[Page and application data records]
>>>>>

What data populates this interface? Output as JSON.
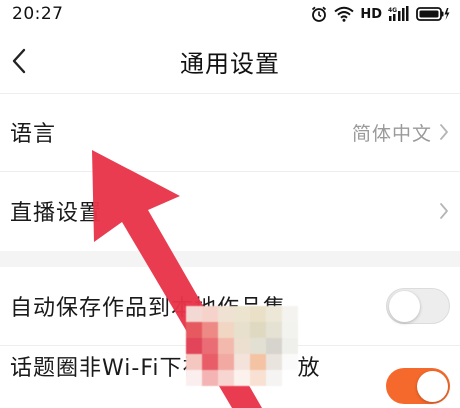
{
  "status_bar": {
    "time": "20:27",
    "hd": "HD",
    "network": "4G",
    "icons": [
      "alarm-icon",
      "wifi-icon",
      "signal-icon",
      "battery-icon"
    ]
  },
  "header": {
    "title": "通用设置",
    "back_icon": "chevron-left-icon"
  },
  "settings": {
    "language": {
      "label": "语言",
      "value": "简体中文"
    },
    "live": {
      "label": "直播设置"
    },
    "auto_save": {
      "label": "自动保存作品到本地作品集",
      "enabled": false
    },
    "topic_autoplay": {
      "label": "话题圈非Wi-Fi下视频自动播放",
      "enabled": true
    }
  },
  "colors": {
    "accent": "#f56a2c",
    "annotation_arrow": "#e8344a",
    "section_gap": "#f4f4f4",
    "secondary_text": "#9a9a9a"
  }
}
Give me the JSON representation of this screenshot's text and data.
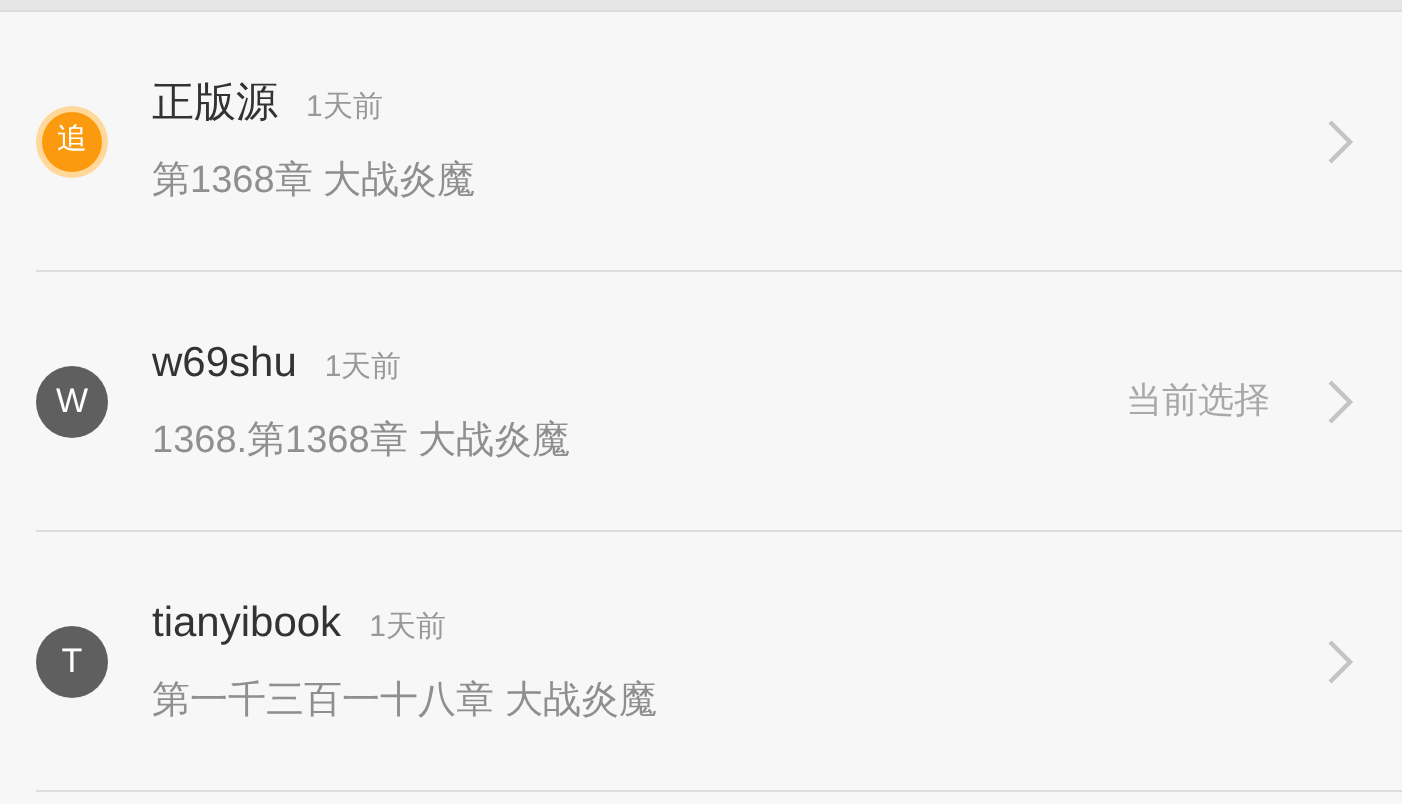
{
  "current_label": "当前选择",
  "sources": [
    {
      "avatar": "追",
      "kind": "featured",
      "name": "正版源",
      "time": "1天前",
      "chapter": "第1368章 大战炎魔",
      "selected": false
    },
    {
      "avatar": "W",
      "kind": "letter",
      "name": "w69shu",
      "time": "1天前",
      "chapter": "1368.第1368章 大战炎魔",
      "selected": true
    },
    {
      "avatar": "T",
      "kind": "letter",
      "name": "tianyibook",
      "time": "1天前",
      "chapter": "第一千三百一十八章 大战炎魔",
      "selected": false
    }
  ]
}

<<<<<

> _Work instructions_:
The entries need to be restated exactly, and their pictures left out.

> _Answer to this task_:
What data populates this interface? Output as JSON.
{
  "status_bar": {
    "time": "20:27",
    "hd": "HD",
    "network": "4G",
    "icons": [
      "alarm-icon",
      "wifi-icon",
      "signal-icon",
      "battery-icon"
    ]
  },
  "header": {
    "title": "通用设置",
    "back_icon": "chevron-left-icon"
  },
  "settings": {
    "language": {
      "label": "语言",
      "value": "简体中文"
    },
    "live": {
      "label": "直播设置"
    },
    "auto_save": {
      "label": "自动保存作品到本地作品集",
      "enabled": false
    },
    "topic_autoplay": {
      "label": "话题圈非Wi-Fi下视频自动播放",
      "enabled": true
    }
  },
  "colors": {
    "accent": "#f56a2c",
    "annotation_arrow": "#e8344a",
    "section_gap": "#f4f4f4",
    "secondary_text": "#9a9a9a"
  }
}
Give me the JSON representation of this screenshot's text and data.
{
  "current_label": "当前选择",
  "sources": [
    {
      "avatar": "追",
      "kind": "featured",
      "name": "正版源",
      "time": "1天前",
      "chapter": "第1368章 大战炎魔",
      "selected": false
    },
    {
      "avatar": "W",
      "kind": "letter",
      "name": "w69shu",
      "time": "1天前",
      "chapter": "1368.第1368章 大战炎魔",
      "selected": true
    },
    {
      "avatar": "T",
      "kind": "letter",
      "name": "tianyibook",
      "time": "1天前",
      "chapter": "第一千三百一十八章 大战炎魔",
      "selected": false
    }
  ]
}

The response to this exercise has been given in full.